#### ABOUT THIS EXERCISE:
Leave the images behind and copy every record exactly.
[[ SOURCE MATERIAL open ]]
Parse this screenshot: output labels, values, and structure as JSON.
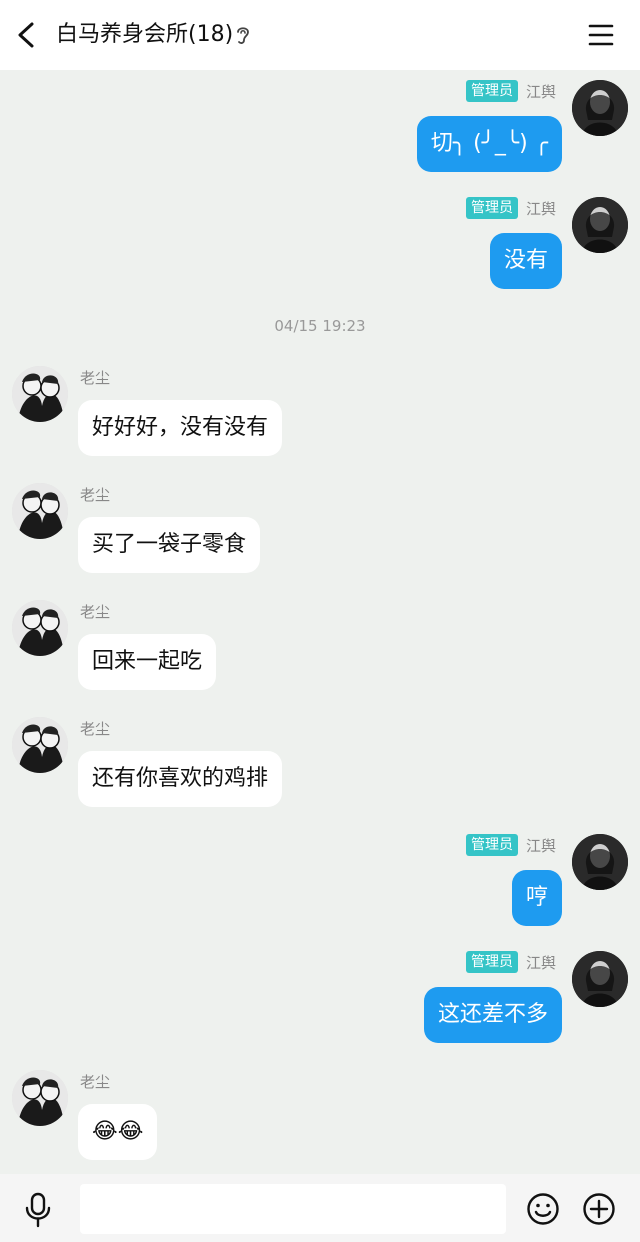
{
  "header": {
    "title": "白马养身会所(18)"
  },
  "messages": [
    {
      "side": "right",
      "badge": "管理员",
      "sender": "江舆",
      "text": "切╮ (╯_╰) ╭"
    },
    {
      "side": "right",
      "badge": "管理员",
      "sender": "江舆",
      "text": "没有"
    },
    {
      "timestamp": "04/15 19:23"
    },
    {
      "side": "left",
      "sender": "老尘",
      "text": "好好好，没有没有"
    },
    {
      "side": "left",
      "sender": "老尘",
      "text": "买了一袋子零食"
    },
    {
      "side": "left",
      "sender": "老尘",
      "text": "回来一起吃"
    },
    {
      "side": "left",
      "sender": "老尘",
      "text": "还有你喜欢的鸡排"
    },
    {
      "side": "right",
      "badge": "管理员",
      "sender": "江舆",
      "text": "哼"
    },
    {
      "side": "right",
      "badge": "管理员",
      "sender": "江舆",
      "text": "这还差不多"
    },
    {
      "side": "left",
      "sender": "老尘",
      "text": "😂😂"
    }
  ],
  "input": {
    "placeholder": ""
  },
  "colors": {
    "accent": "#1e9bf0",
    "badge": "#35c4c7",
    "background": "#eef1ee"
  },
  "icons": [
    "back-arrow-icon",
    "ear-icon",
    "menu-icon",
    "microphone-icon",
    "emoji-icon",
    "plus-icon"
  ]
}
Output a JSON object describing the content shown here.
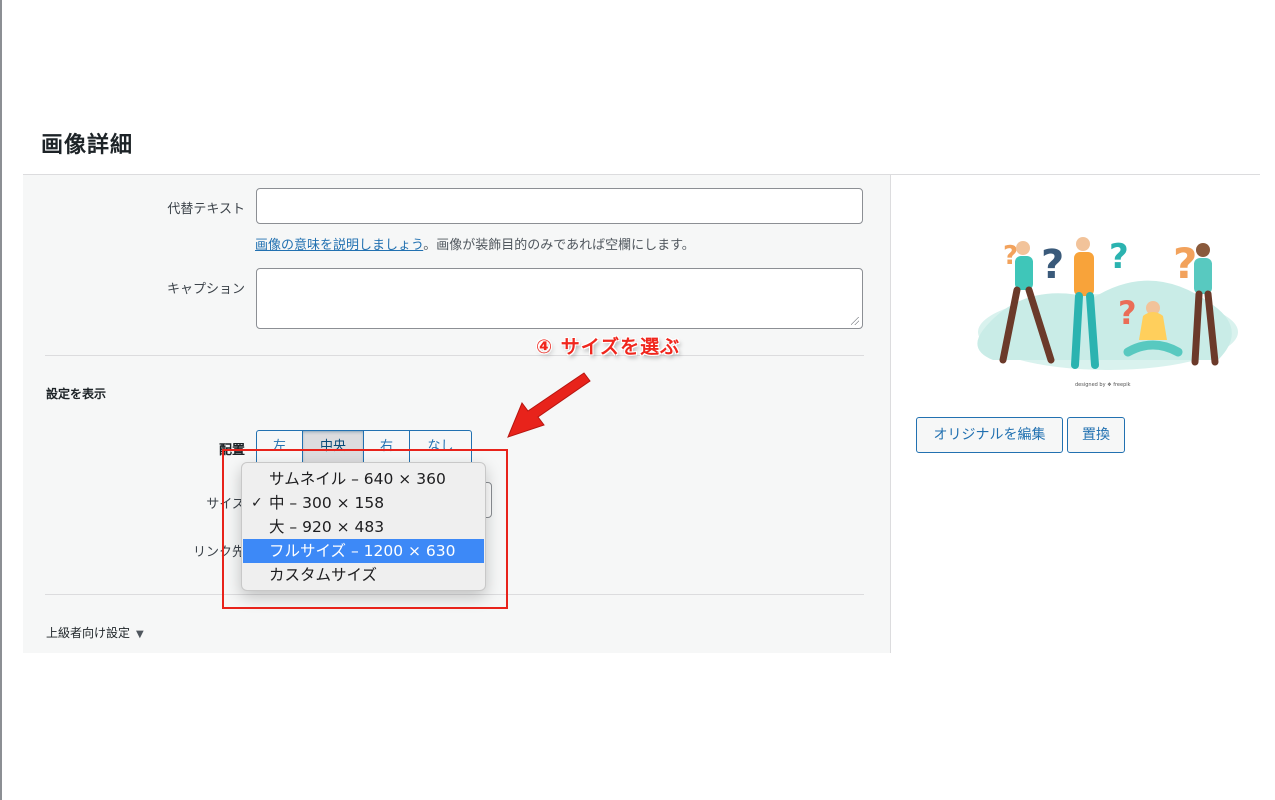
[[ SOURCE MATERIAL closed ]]
#### TASK OUTPUT:
Parse this screenshot: output labels, values, and structure as JSON.
{
  "header": {
    "title": "白马养身会所(18)"
  },
  "messages": [
    {
      "side": "right",
      "badge": "管理员",
      "sender": "江舆",
      "text": "切╮ (╯_╰) ╭"
    },
    {
      "side": "right",
      "badge": "管理员",
      "sender": "江舆",
      "text": "没有"
    },
    {
      "timestamp": "04/15 19:23"
    },
    {
      "side": "left",
      "sender": "老尘",
      "text": "好好好，没有没有"
    },
    {
      "side": "left",
      "sender": "老尘",
      "text": "买了一袋子零食"
    },
    {
      "side": "left",
      "sender": "老尘",
      "text": "回来一起吃"
    },
    {
      "side": "left",
      "sender": "老尘",
      "text": "还有你喜欢的鸡排"
    },
    {
      "side": "right",
      "badge": "管理员",
      "sender": "江舆",
      "text": "哼"
    },
    {
      "side": "right",
      "badge": "管理员",
      "sender": "江舆",
      "text": "这还差不多"
    },
    {
      "side": "left",
      "sender": "老尘",
      "text": "😂😂"
    }
  ],
  "input": {
    "placeholder": ""
  },
  "colors": {
    "accent": "#1e9bf0",
    "badge": "#35c4c7",
    "background": "#eef1ee"
  },
  "icons": [
    "back-arrow-icon",
    "ear-icon",
    "menu-icon",
    "microphone-icon",
    "emoji-icon",
    "plus-icon"
  ]
}
Output a JSON object describing the content shown here.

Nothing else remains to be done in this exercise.